### Supplied records
-=-=-

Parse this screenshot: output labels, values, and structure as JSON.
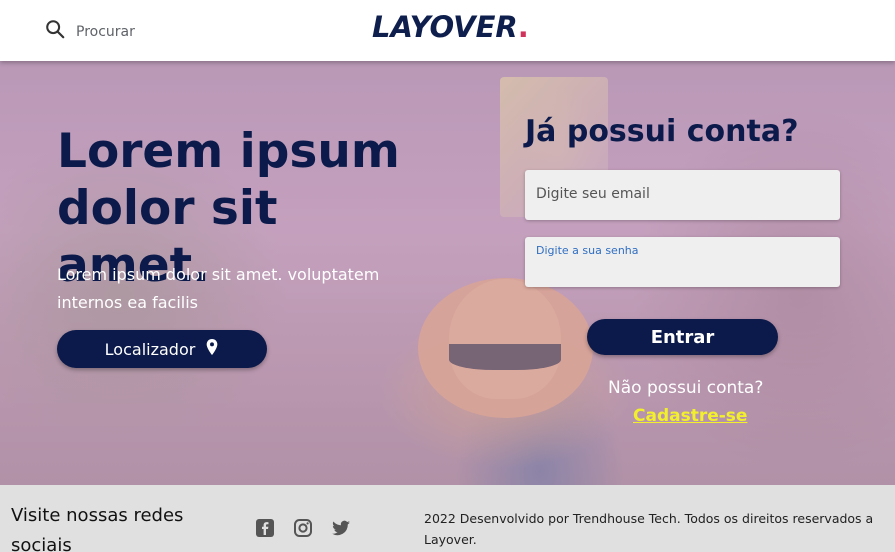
{
  "header": {
    "search_placeholder": "Procurar",
    "logo_text": "LAYOVER",
    "logo_dot": "."
  },
  "hero": {
    "title": "Lorem ipsum dolor sit amet.",
    "subtitle": "Lorem ipsum dolor sit amet. voluptatem internos ea facilis",
    "locator_button": "Localizador"
  },
  "login": {
    "title": "Já possui conta?",
    "email_placeholder": "Digite seu email",
    "password_label": "Digite a sua senha",
    "enter_button": "Entrar",
    "no_account_text": "Não possui conta?",
    "signup_link": "Cadastre-se"
  },
  "footer": {
    "social_heading": "Visite nossas redes sociais",
    "social_icons": [
      "facebook-icon",
      "instagram-icon",
      "twitter-icon"
    ],
    "copyright": "2022 Desenvolvido por Trendhouse Tech. Todos os direitos reservados a Layover."
  },
  "colors": {
    "navy": "#0b1a4a",
    "logo_dot": "#d0335c",
    "signup_link": "#f2ef2c",
    "footer_bg": "#e0e0e0"
  }
}
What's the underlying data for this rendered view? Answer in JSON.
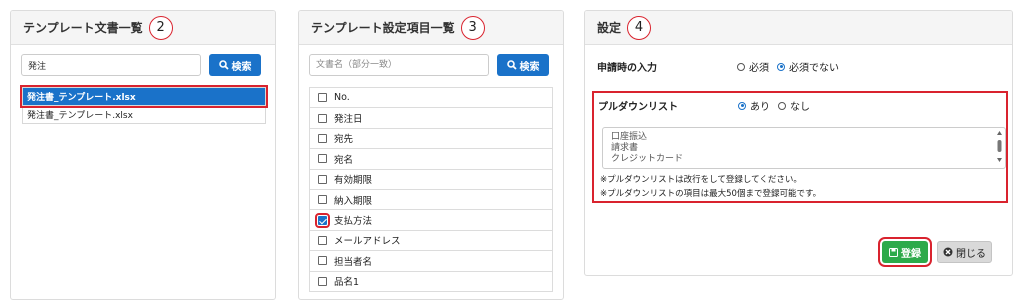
{
  "panel1": {
    "title": "テンプレート文書一覧",
    "number": "2",
    "search_value": "発注",
    "search_button": "検索",
    "items": [
      "発注書_テンプレート.xlsx",
      "発注書_テンプレート.xlsx"
    ]
  },
  "panel2": {
    "title": "テンプレート設定項目一覧",
    "number": "3",
    "search_placeholder": "文書名（部分一致）",
    "search_button": "検索",
    "items": [
      "No.",
      "発注日",
      "宛先",
      "宛名",
      "有効期限",
      "納入期限",
      "支払方法",
      "メールアドレス",
      "担当者名",
      "品名1"
    ]
  },
  "panel3": {
    "title": "設定",
    "number": "4",
    "input_label": "申請時の入力",
    "input_required": "必須",
    "input_not_required": "必須でない",
    "pulldown_label": "プルダウンリスト",
    "pulldown_yes": "あり",
    "pulldown_no": "なし",
    "options": [
      "口座振込",
      "請求書",
      "クレジットカード"
    ],
    "note1": "※プルダウンリストは改行をして登録してください。",
    "note2": "※プルダウンリストの項目は最大50個まで登録可能です。",
    "register_button": "登録",
    "close_button": "閉じる"
  },
  "colors": {
    "primary": "#1a72c9",
    "success": "#2daa4a",
    "highlight": "#d9232e"
  }
}
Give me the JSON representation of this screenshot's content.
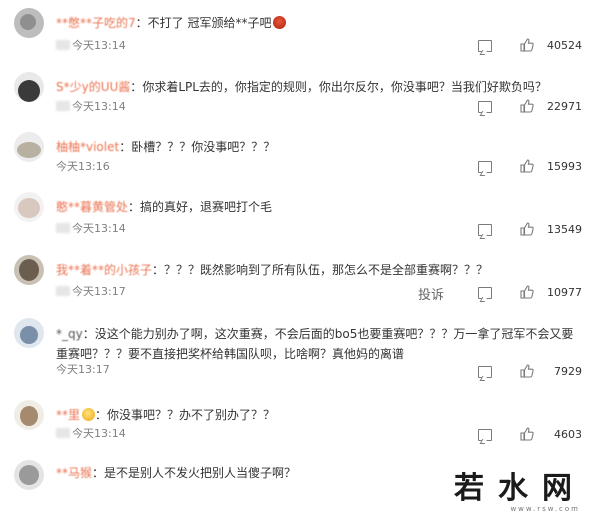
{
  "comments": [
    {
      "username": "**憋**子吃的7",
      "text": "不打了 冠军颁给**子吧",
      "time": "今天13:14",
      "likes": "40524"
    },
    {
      "username": "S*少y的UU酱",
      "text": "你求着LPL去的，你指定的规则，你出尔反尔，你没事吧？当我们好欺负吗？",
      "time": "今天13:14",
      "likes": "22971"
    },
    {
      "username": "柚柚*violet",
      "text": "卧槽？？？你没事吧？？？",
      "time": "今天13:16",
      "likes": "15993"
    },
    {
      "username": "憨**暮黄管处",
      "text": "搞的真好，退赛吧打个毛",
      "time": "今天13:14",
      "likes": "13549"
    },
    {
      "username": "我**着**的小孩子",
      "text": "？？？既然影响到了所有队伍，那怎么不是全部重赛啊？？？",
      "time": "今天13:17",
      "likes": "10977",
      "report": "投诉"
    },
    {
      "username": "*_qy",
      "text": "没这个能力别办了啊，这次重赛，不会后面的bo5也要重赛吧？？？万一拿了冠军不会又要重赛吧？？？要不直接把奖杯给韩国队呗，比啥啊？真他妈的离谱",
      "time": "今天13:17",
      "likes": "7929"
    },
    {
      "username": "**里",
      "text": "你没事吧？？办不了别办了？？",
      "time": "今天13:14",
      "likes": "4603"
    },
    {
      "username": "**马猴",
      "text": "是不是别人不发火把别人当傻子啊？",
      "time": "",
      "likes": ""
    }
  ],
  "watermark": {
    "main": "若水网",
    "sub": "www.rsw.com"
  },
  "colors": {
    "username": "#eb7350",
    "text": "#333333",
    "meta": "#808080"
  }
}
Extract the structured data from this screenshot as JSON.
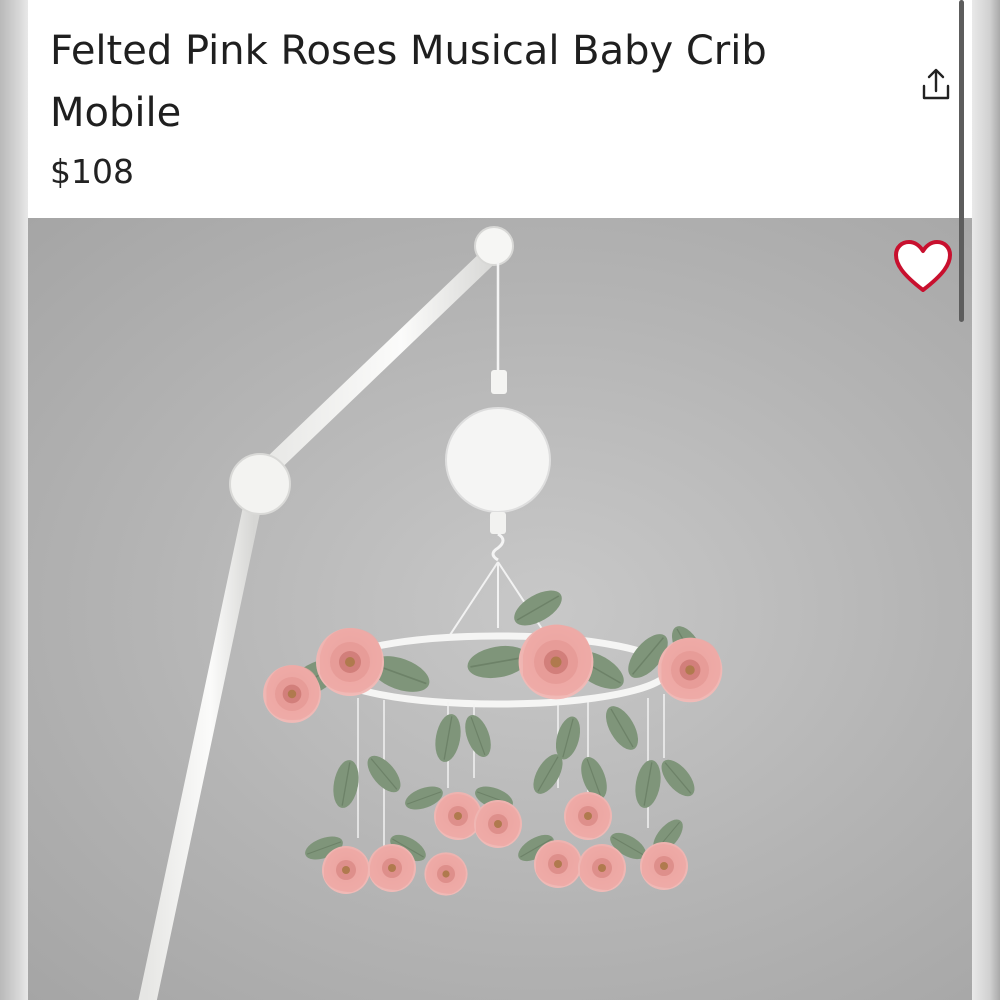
{
  "product": {
    "title": "Felted Pink Roses Musical Baby Crib Mobile",
    "price": "$108"
  },
  "icons": {
    "share": "share-icon",
    "favorite": "heart-icon"
  },
  "colors": {
    "heart_outline": "#c8102e",
    "rose_pink": "#e9a3a0",
    "leaf_green": "#7f957a",
    "backdrop_gray": "#b4b4b4"
  }
}
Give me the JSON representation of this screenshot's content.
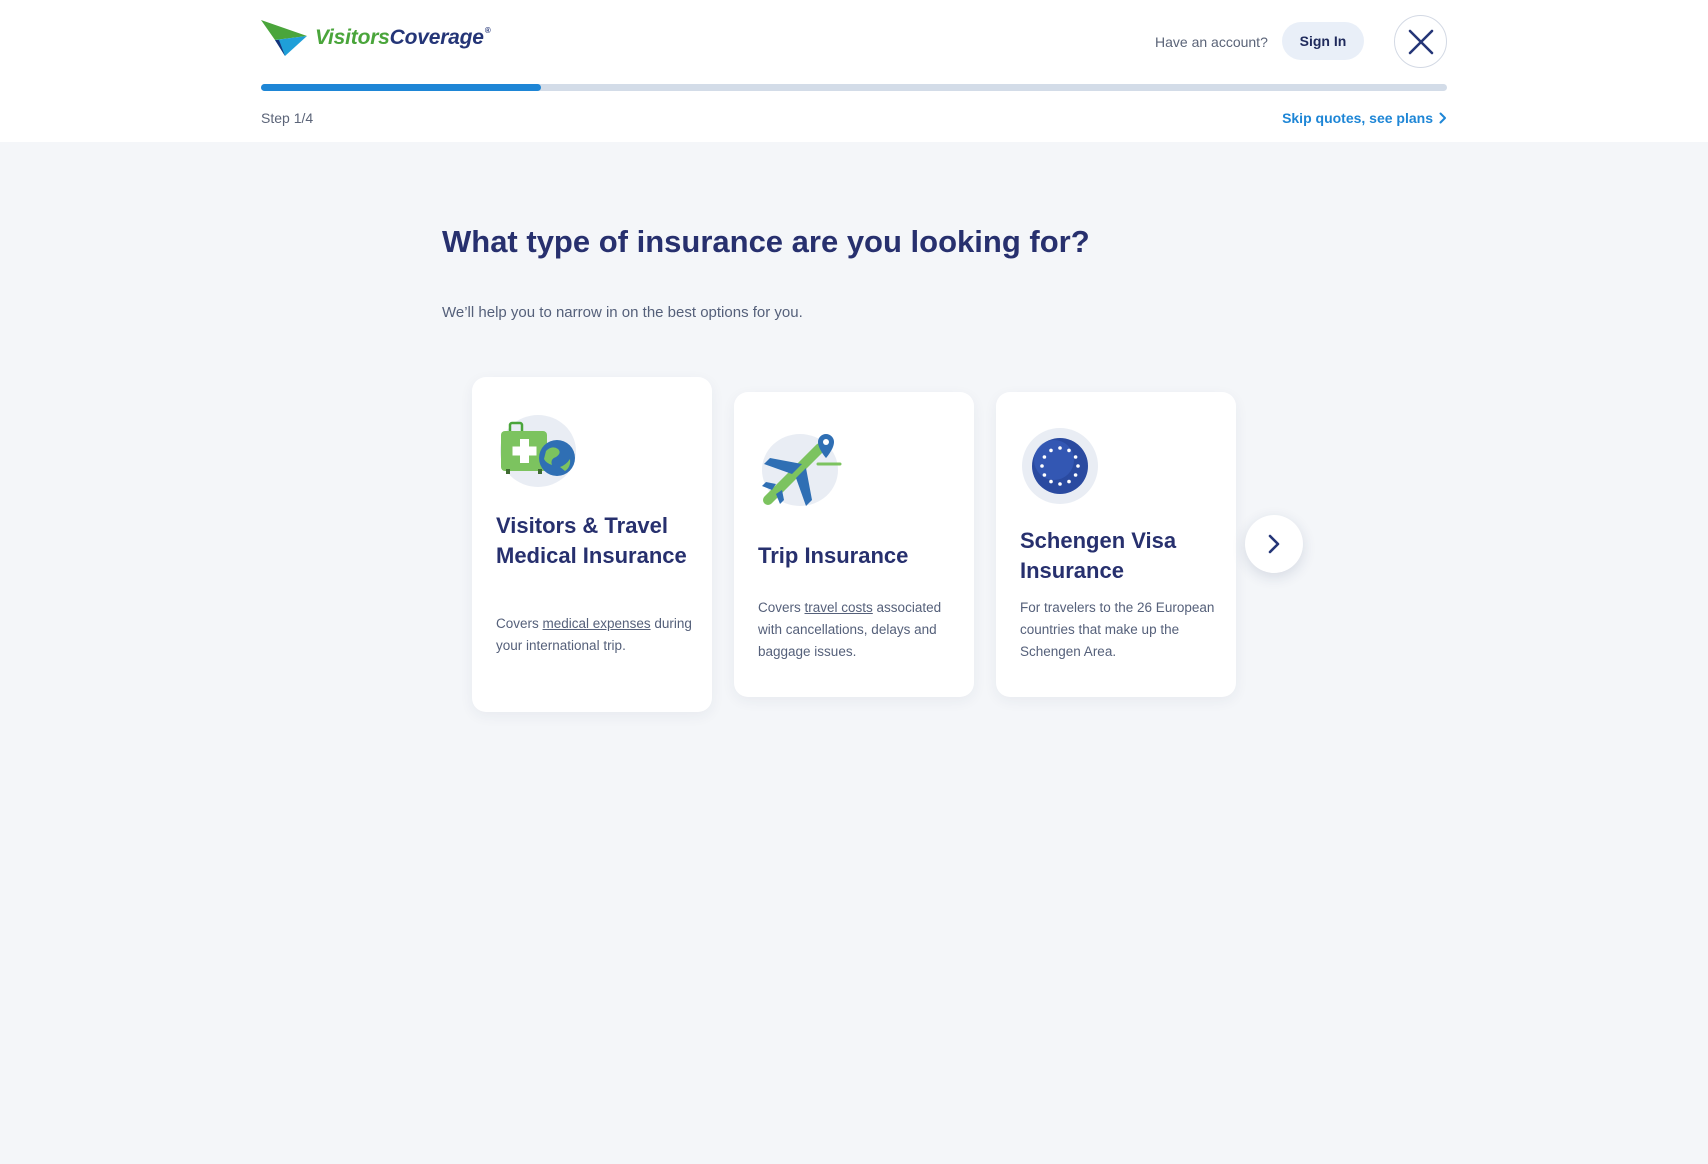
{
  "header": {
    "brand": {
      "part1": "Visitors",
      "part2": "Coverage",
      "reg": "®"
    },
    "account_prompt": "Have an account?",
    "signin_label": "Sign In"
  },
  "progress": {
    "step_label": "Step 1/4",
    "fraction": 0.2365
  },
  "skip_label": "Skip quotes, see plans",
  "main": {
    "title": "What type of insurance are you looking for?",
    "subtitle": "We’ll help you to narrow in on the best options for you."
  },
  "cards": [
    {
      "icon": "medical-luggage-globe-icon",
      "title": "Visitors & Travel Medical Insurance",
      "desc_prefix": "Covers ",
      "desc_link": "medical expenses",
      "desc_suffix": " during your international trip."
    },
    {
      "icon": "plane-location-icon",
      "title": "Trip Insurance",
      "desc_prefix": "Covers ",
      "desc_link": "travel costs",
      "desc_suffix": " associated with cancellations, delays and baggage issues."
    },
    {
      "icon": "eu-stars-globe-icon",
      "title": "Schengen Visa Insurance",
      "desc": "For travelers to the 26 European countries that make up the Schengen Area."
    }
  ],
  "colors": {
    "brand_green": "#4aa53b",
    "brand_navy": "#243577",
    "accent_blue": "#1e86d6",
    "page_bg": "#f4f6f9"
  }
}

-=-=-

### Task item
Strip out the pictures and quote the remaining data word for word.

### The completed task
Parse this screenshot: output labels, values, and structure as JSON.
{
  "header": {
    "search_placeholder": "Procurar",
    "logo_text": "LAYOVER",
    "logo_dot": "."
  },
  "hero": {
    "title": "Lorem ipsum dolor sit amet.",
    "subtitle": "Lorem ipsum dolor sit amet. voluptatem internos ea facilis",
    "locator_button": "Localizador"
  },
  "login": {
    "title": "Já possui conta?",
    "email_placeholder": "Digite seu email",
    "password_label": "Digite a sua senha",
    "enter_button": "Entrar",
    "no_account_text": "Não possui conta?",
    "signup_link": "Cadastre-se"
  },
  "footer": {
    "social_heading": "Visite nossas redes sociais",
    "social_icons": [
      "facebook-icon",
      "instagram-icon",
      "twitter-icon"
    ],
    "copyright": "2022 Desenvolvido por Trendhouse Tech. Todos os direitos reservados a Layover."
  },
  "colors": {
    "navy": "#0b1a4a",
    "logo_dot": "#d0335c",
    "signup_link": "#f2ef2c",
    "footer_bg": "#e0e0e0"
  }
}
What's the underlying data for this rendered view? Answer in JSON.
{
  "panel1": {
    "title": "テンプレート文書一覧",
    "number": "2",
    "search_value": "発注",
    "search_button": "検索",
    "items": [
      "発注書_テンプレート.xlsx",
      "発注書_テンプレート.xlsx"
    ]
  },
  "panel2": {
    "title": "テンプレート設定項目一覧",
    "number": "3",
    "search_placeholder": "文書名（部分一致）",
    "search_button": "検索",
    "items": [
      "No.",
      "発注日",
      "宛先",
      "宛名",
      "有効期限",
      "納入期限",
      "支払方法",
      "メールアドレス",
      "担当者名",
      "品名1"
    ]
  },
  "panel3": {
    "title": "設定",
    "number": "4",
    "input_label": "申請時の入力",
    "input_required": "必須",
    "input_not_required": "必須でない",
    "pulldown_label": "プルダウンリスト",
    "pulldown_yes": "あり",
    "pulldown_no": "なし",
    "options": [
      "口座振込",
      "請求書",
      "クレジットカード"
    ],
    "note1": "※プルダウンリストは改行をして登録してください。",
    "note2": "※プルダウンリストの項目は最大50個まで登録可能です。",
    "register_button": "登録",
    "close_button": "閉じる"
  },
  "colors": {
    "primary": "#1a72c9",
    "success": "#2daa4a",
    "highlight": "#d9232e"
  }
}
Give me the JSON representation of this screenshot's content.
{
  "comments": [
    {
      "username": "**憋**子吃的7",
      "text": "不打了 冠军颁给**子吧",
      "time": "今天13:14",
      "likes": "40524"
    },
    {
      "username": "S*少y的UU酱",
      "text": "你求着LPL去的，你指定的规则，你出尔反尔，你没事吧？当我们好欺负吗？",
      "time": "今天13:14",
      "likes": "22971"
    },
    {
      "username": "柚柚*violet",
      "text": "卧槽？？？你没事吧？？？",
      "time": "今天13:16",
      "likes": "15993"
    },
    {
      "username": "憨**暮黄管处",
      "text": "搞的真好，退赛吧打个毛",
      "time": "今天13:14",
      "likes": "13549"
    },
    {
      "username": "我**着**的小孩子",
      "text": "？？？既然影响到了所有队伍，那怎么不是全部重赛啊？？？",
      "time": "今天13:17",
      "likes": "10977",
      "report": "投诉"
    },
    {
      "username": "*_qy",
      "text": "没这个能力别办了啊，这次重赛，不会后面的bo5也要重赛吧？？？万一拿了冠军不会又要重赛吧？？？要不直接把奖杯给韩国队呗，比啥啊？真他妈的离谱",
      "time": "今天13:17",
      "likes": "7929"
    },
    {
      "username": "**里",
      "text": "你没事吧？？办不了别办了？？",
      "time": "今天13:14",
      "likes": "4603"
    },
    {
      "username": "**马猴",
      "text": "是不是别人不发火把别人当傻子啊？",
      "time": "",
      "likes": ""
    }
  ],
  "watermark": {
    "main": "若水网",
    "sub": "www.rsw.com"
  },
  "colors": {
    "username": "#eb7350",
    "text": "#333333",
    "meta": "#808080"
  }
}
Extract the structured data from this screenshot as JSON.
{
  "product": {
    "title": "Felted Pink Roses Musical Baby Crib Mobile",
    "price": "$108"
  },
  "icons": {
    "share": "share-icon",
    "favorite": "heart-icon"
  },
  "colors": {
    "heart_outline": "#c8102e",
    "rose_pink": "#e9a3a0",
    "leaf_green": "#7f957a",
    "backdrop_gray": "#b4b4b4"
  }
}
Give me the JSON representation of this screenshot's content.
{
  "header": {
    "brand": {
      "part1": "Visitors",
      "part2": "Coverage",
      "reg": "®"
    },
    "account_prompt": "Have an account?",
    "signin_label": "Sign In"
  },
  "progress": {
    "step_label": "Step 1/4",
    "fraction": 0.2365
  },
  "skip_label": "Skip quotes, see plans",
  "main": {
    "title": "What type of insurance are you looking for?",
    "subtitle": "We’ll help you to narrow in on the best options for you."
  },
  "cards": [
    {
      "icon": "medical-luggage-globe-icon",
      "title": "Visitors & Travel Medical Insurance",
      "desc_prefix": "Covers ",
      "desc_link": "medical expenses",
      "desc_suffix": " during your international trip."
    },
    {
      "icon": "plane-location-icon",
      "title": "Trip Insurance",
      "desc_prefix": "Covers ",
      "desc_link": "travel costs",
      "desc_suffix": " associated with cancellations, delays and baggage issues."
    },
    {
      "icon": "eu-stars-globe-icon",
      "title": "Schengen Visa Insurance",
      "desc": "For travelers to the 26 European countries that make up the Schengen Area."
    }
  ],
  "colors": {
    "brand_green": "#4aa53b",
    "brand_navy": "#243577",
    "accent_blue": "#1e86d6",
    "page_bg": "#f4f6f9"
  }
}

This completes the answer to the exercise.